Something that fascinates me is the lifecycle of WordPress theme shops, plugins, and the individuals behind them. You see, WordPress has been around long enough now that we’ve seen the rise and fall (or simply closing up shop) of more than a handful of WordPress-centric businesses.
We’ve also seen some long-time users, developers, and designers also “move on” to greener pastures, or so they say. Part of this is simply based on the individuals personal preference and part of this might actually have to do with the changing ecosystem and climate.
Perhaps it’s a combination of it all. There are some, like the team behind Dropplets, who have done more than just complain about the issues and have decided to do something about it.
It’s particularly fascinating when there’s somewhat of a phoenix-like phenomena; where something apparently dies but is then resurrected stronger than before. A recent instance of this is with Download Monitor, which after over half-a-million downloads was retired.
But apparently it’s been reborn:
Mike Jolley has resurrected the plugin announcing a new BETA:
v4 is a complete rewrite – in fact I am still debating the idea of calling this a ’1.0′ (which may also prevent legacy users updating without testing!). Gone are the custom tables and UI, custom post types are being utilised as well as other more modern practices, and the plugin is way more efficient.
He did this in secret and plans not only some new features but a new way of doing business. For starters, support will only be for bugs and usage instead of customization help. There are also some plans on a paid extensions marketplace or something like that an even themes.
Oh, and don’t worry, you don’t have to be surprised by this resurrection as you can jump into the code today and take a look for yourself – take a look here at the GitHub repo.
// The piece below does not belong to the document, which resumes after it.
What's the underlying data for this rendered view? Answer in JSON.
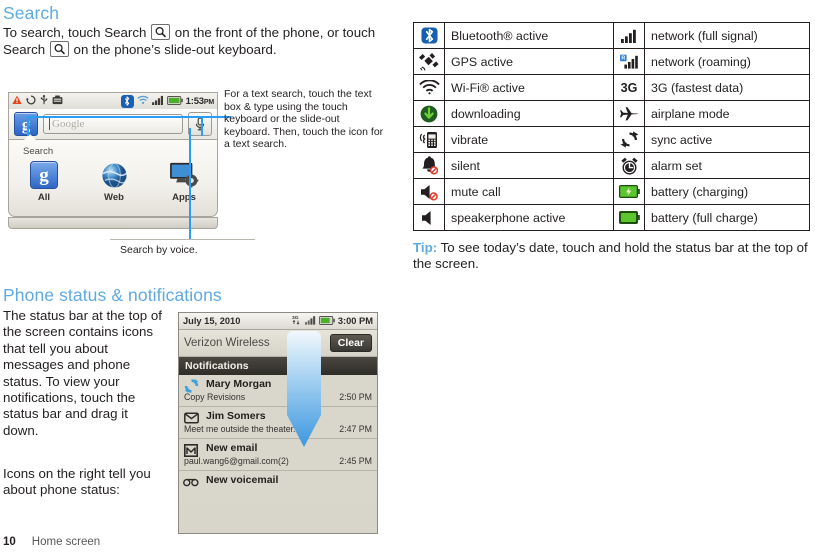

The original Download Monitor got a lot of attention and use and I won’t be surprised if this one does as well. Only time will tell, though, if it makes it beyond it’s infancy and into the loving arms of users everywhere.